Parallel-/Via-/Capacitive- Coupled Filters
The 1 GHz interdigital filter, shown in Figure 7 , has a frequency response as shown in Figure 8 . This filter is transformed into the parallel-/via (inductive)-coupled filter with capacitive cross coupling. The length and width of the shunt line connecting the via (plated through hole) to the resonators and the via inductance determine the coupling coefficients between resonators two and three, and also between resonators four and five. The zero location is determined by the capacitive gaps (solid circles). Once again, transmission zeroes are accomplished through cross coupling and not by the addition of extra zero-forming resonators. Figure 9 shows the parallel-/via-/gap-coupled filter.

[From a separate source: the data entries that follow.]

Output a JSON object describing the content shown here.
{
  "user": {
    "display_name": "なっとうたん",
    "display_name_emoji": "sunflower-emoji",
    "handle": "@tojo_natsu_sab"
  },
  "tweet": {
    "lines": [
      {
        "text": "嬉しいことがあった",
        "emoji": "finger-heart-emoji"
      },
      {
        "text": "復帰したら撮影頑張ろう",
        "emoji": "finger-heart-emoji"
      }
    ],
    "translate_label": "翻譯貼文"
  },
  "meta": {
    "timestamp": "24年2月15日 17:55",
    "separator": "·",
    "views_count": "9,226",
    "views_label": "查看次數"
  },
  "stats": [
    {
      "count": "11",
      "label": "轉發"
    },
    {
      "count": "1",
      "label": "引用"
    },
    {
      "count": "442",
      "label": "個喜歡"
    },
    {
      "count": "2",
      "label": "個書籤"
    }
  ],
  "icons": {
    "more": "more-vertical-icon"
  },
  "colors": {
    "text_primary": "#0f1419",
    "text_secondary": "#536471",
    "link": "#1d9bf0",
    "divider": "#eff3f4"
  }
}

The two plots shown in Figure 10 are for 50 and 10 mil gaps, respectively. The effect of changing gap width is seen clearly. The frequency responses compare favorably with that of the interdigital filter where nonadjacent coupling skews the low side of the frequency response.
The resulting filter structure is narrow and long. The actual input and output (not the tap location, obviously) can be located virtually anywhere along the filter’s length or can come up from underneath the board, making the filter even narrower. A folded version, shown in Figure 11 , is also possible and brings the filter’s size more in line with the interdigital filter. The filter’s frequency response is shown in Figure 12 . The dielectric medium for the three filters is 31-mil-thick FR4. All the FR4 filters have resonators 50 mils in width and a quarter-wave long at 1 GHz. Insertion loss for both filters is 2 dB.
Several new experimental filter types have been proposed and discussed. First, two six-section, 5.5 GHz filters, both created by rearranging the resonators of a six-section interdigital filter, were built and their frequency responses were compared to the response of a seven-section interdigital filter of the same frequency. One of the new filters has transmission zeroes created by internal cross coupling. Next, a six-section, 1 GHz filter with transmission zeroes created by internal cross coupling was built. The frequency response of this filter, a derivative of the 1 GHz interdigital filter, was compared to that of the six-section interdigital filter. These 1 GHz filters were constructed on FR4 dielectric.
All of the filters were experimental; some were aligned with tweaks, so much more work needs to be completed. In the future, electromagnetic field solvers such as Sonnet will have to be used to model all of the parasitic coupling that takes place in the cross-coupled versions accurately and to develop coupling coefficient vs. via spacing information. The proposed filters provide engineers with some options offering steeper stop-band attenuation and no compromise in insertion loss. The 5.5 GHz alumina versions are also compact and, in fact, would be more compact than interdigital filters at higher frequencies.
The author wishes to thank Richard Ranson and Dan Swanson, as well as Todd Patterson for auto routing the FR4 boards.
Marinus (Ron) Korber is a staff scientist at Watkins-Johnson Co. and head of YIG devices engineering. He has 30 years of experience in various microwave product areas. In the last four years, Korber has been a designer in the microwave miniature receiver group, designing various microstrip and coaxial resonator components, particularly filters. Previously, most of his time was spent designing YIG filters and oscillators.